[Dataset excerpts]
==*==

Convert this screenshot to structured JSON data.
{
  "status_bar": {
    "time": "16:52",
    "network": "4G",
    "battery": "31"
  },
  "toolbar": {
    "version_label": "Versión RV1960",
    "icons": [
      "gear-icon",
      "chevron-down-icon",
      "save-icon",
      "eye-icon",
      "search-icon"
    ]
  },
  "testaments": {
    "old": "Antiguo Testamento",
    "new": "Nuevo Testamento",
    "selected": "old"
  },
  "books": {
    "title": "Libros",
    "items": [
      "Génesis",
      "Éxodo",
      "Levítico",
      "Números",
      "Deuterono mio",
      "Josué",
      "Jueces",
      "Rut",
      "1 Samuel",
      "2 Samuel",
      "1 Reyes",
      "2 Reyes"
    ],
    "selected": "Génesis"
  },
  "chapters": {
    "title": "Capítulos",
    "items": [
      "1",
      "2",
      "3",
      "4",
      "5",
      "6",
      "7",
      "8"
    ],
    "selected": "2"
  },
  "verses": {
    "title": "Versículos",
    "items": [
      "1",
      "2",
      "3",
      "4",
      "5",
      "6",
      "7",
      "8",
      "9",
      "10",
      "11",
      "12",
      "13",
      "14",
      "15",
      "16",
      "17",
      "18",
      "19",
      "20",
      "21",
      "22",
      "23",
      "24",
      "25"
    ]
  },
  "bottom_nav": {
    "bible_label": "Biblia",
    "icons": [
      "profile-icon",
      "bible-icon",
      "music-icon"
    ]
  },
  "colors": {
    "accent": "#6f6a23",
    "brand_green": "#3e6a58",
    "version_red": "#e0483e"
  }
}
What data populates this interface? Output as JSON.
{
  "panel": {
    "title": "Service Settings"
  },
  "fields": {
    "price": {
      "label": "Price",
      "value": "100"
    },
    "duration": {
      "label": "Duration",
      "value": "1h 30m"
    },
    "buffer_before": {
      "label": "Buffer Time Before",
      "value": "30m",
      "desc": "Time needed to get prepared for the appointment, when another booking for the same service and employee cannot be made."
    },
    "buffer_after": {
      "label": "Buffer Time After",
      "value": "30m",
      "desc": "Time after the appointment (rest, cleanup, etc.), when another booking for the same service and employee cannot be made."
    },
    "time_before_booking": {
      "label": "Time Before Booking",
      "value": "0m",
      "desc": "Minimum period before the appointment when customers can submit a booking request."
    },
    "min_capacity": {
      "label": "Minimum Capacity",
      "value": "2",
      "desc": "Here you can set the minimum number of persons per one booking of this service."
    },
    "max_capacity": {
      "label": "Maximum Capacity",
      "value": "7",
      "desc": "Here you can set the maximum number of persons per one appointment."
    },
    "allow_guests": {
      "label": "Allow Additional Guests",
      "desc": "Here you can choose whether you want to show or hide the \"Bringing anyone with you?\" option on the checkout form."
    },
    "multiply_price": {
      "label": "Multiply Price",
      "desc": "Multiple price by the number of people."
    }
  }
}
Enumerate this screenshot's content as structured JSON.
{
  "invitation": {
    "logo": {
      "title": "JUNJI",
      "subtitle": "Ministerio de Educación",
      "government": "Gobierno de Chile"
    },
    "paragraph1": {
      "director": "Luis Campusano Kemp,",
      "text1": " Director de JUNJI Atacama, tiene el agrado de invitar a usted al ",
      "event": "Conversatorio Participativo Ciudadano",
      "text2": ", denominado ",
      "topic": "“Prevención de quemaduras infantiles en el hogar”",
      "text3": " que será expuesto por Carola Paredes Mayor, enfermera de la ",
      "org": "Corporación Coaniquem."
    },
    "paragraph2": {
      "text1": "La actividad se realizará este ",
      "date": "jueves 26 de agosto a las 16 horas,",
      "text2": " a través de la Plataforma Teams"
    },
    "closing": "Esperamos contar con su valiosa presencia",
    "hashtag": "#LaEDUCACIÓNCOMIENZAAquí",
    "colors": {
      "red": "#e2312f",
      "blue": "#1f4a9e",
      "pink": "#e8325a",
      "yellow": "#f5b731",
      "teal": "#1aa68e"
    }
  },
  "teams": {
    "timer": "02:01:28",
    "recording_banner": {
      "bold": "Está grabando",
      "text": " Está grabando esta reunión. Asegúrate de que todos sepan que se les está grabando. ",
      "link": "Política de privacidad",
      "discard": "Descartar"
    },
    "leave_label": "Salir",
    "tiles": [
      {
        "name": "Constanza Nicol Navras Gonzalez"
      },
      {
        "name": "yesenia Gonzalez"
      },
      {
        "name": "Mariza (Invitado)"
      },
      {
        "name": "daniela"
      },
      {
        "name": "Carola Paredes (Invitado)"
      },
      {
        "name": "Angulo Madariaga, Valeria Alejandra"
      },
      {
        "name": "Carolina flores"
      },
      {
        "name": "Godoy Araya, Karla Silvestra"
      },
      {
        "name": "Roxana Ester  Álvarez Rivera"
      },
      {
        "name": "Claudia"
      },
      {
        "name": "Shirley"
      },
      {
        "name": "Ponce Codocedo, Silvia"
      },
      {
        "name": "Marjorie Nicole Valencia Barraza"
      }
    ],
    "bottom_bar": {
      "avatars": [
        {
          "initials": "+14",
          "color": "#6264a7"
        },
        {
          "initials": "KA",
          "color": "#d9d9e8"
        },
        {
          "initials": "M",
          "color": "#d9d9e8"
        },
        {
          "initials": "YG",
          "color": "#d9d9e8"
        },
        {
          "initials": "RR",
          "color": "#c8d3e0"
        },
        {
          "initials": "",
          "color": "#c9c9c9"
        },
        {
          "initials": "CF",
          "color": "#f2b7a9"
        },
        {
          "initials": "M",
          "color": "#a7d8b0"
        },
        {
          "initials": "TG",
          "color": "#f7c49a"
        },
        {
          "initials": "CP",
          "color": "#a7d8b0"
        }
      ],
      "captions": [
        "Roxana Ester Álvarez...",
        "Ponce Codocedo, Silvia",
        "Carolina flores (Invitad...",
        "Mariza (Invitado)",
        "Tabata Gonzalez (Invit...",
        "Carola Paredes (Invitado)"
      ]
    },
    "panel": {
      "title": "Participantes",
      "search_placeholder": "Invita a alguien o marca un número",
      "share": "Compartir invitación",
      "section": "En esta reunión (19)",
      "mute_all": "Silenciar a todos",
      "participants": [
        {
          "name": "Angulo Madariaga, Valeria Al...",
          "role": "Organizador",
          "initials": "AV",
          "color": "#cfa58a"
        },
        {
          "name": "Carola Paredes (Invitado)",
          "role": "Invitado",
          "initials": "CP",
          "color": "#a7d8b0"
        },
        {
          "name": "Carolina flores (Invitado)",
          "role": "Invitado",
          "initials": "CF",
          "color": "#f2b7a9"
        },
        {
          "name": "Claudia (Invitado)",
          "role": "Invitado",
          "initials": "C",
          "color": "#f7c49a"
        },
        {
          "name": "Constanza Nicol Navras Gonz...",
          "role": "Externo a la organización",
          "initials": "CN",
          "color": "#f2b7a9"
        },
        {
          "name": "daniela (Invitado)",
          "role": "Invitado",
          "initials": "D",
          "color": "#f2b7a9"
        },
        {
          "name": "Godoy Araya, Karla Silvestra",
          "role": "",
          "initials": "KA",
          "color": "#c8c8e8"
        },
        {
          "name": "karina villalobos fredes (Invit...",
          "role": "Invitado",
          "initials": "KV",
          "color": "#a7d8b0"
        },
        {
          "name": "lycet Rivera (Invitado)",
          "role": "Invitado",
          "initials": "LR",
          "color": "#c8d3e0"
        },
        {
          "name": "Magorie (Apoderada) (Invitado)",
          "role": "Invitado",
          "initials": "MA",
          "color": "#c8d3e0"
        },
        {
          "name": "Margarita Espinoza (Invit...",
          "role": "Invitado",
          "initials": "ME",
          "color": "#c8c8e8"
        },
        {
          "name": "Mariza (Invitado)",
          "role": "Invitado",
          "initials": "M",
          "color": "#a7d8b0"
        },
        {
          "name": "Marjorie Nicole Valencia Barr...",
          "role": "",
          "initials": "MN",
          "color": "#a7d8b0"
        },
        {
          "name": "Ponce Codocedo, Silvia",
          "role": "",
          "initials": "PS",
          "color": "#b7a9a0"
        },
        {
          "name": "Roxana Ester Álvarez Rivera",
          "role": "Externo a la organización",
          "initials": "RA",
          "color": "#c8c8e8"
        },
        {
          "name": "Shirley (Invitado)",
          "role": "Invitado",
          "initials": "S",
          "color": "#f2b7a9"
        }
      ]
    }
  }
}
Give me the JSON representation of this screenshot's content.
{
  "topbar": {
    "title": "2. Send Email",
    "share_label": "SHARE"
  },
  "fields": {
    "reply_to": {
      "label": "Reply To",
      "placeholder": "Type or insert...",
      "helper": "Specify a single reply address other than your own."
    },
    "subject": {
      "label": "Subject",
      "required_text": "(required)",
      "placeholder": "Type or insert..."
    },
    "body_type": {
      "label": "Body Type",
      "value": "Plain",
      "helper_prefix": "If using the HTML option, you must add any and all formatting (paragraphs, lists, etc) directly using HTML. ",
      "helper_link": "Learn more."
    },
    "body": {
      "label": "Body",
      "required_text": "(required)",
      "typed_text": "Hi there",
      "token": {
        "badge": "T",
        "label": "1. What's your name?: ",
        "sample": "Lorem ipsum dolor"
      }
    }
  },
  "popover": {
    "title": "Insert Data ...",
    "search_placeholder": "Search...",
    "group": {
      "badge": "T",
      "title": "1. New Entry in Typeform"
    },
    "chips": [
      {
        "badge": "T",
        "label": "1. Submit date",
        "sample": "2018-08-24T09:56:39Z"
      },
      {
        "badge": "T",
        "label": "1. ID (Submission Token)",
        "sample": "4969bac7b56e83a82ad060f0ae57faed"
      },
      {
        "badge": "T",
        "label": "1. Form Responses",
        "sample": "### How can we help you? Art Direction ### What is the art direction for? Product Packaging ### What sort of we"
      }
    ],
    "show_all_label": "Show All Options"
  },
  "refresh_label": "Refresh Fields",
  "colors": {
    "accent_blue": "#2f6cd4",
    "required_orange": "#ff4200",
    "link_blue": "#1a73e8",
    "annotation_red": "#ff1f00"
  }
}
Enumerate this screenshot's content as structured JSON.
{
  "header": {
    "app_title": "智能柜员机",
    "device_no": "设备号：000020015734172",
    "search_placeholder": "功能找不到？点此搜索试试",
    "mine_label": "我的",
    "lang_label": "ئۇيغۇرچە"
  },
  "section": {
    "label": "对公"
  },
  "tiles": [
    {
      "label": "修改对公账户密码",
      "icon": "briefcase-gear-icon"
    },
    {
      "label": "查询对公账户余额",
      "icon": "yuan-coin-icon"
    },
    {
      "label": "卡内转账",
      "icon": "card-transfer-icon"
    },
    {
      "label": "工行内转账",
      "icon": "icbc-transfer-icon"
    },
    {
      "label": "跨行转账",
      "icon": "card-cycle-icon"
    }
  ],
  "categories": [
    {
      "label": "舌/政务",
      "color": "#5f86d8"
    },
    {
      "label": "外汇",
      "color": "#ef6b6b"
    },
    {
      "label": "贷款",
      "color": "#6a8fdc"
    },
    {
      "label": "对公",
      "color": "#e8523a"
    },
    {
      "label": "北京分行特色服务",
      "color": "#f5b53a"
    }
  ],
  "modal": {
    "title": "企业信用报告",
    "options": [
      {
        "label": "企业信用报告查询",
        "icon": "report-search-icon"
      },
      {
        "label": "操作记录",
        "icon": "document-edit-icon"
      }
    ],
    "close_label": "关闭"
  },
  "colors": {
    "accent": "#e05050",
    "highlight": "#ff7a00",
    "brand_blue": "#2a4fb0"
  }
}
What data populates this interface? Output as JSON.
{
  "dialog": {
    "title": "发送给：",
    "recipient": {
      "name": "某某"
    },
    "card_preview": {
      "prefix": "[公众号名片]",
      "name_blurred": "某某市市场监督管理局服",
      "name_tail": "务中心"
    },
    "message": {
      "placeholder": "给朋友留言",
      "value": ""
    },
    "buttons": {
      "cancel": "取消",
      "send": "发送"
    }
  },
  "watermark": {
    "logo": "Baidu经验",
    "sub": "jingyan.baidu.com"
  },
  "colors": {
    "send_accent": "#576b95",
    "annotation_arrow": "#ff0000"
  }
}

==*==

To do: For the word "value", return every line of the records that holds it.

Output of the task:
      "value": "100"
      "value": "1h 30m"
      "value": "30m",
      "value": "30m",
      "value": "0m",
      "value": "2",
      "value": "7",
      "value": "Plain",
      "value": ""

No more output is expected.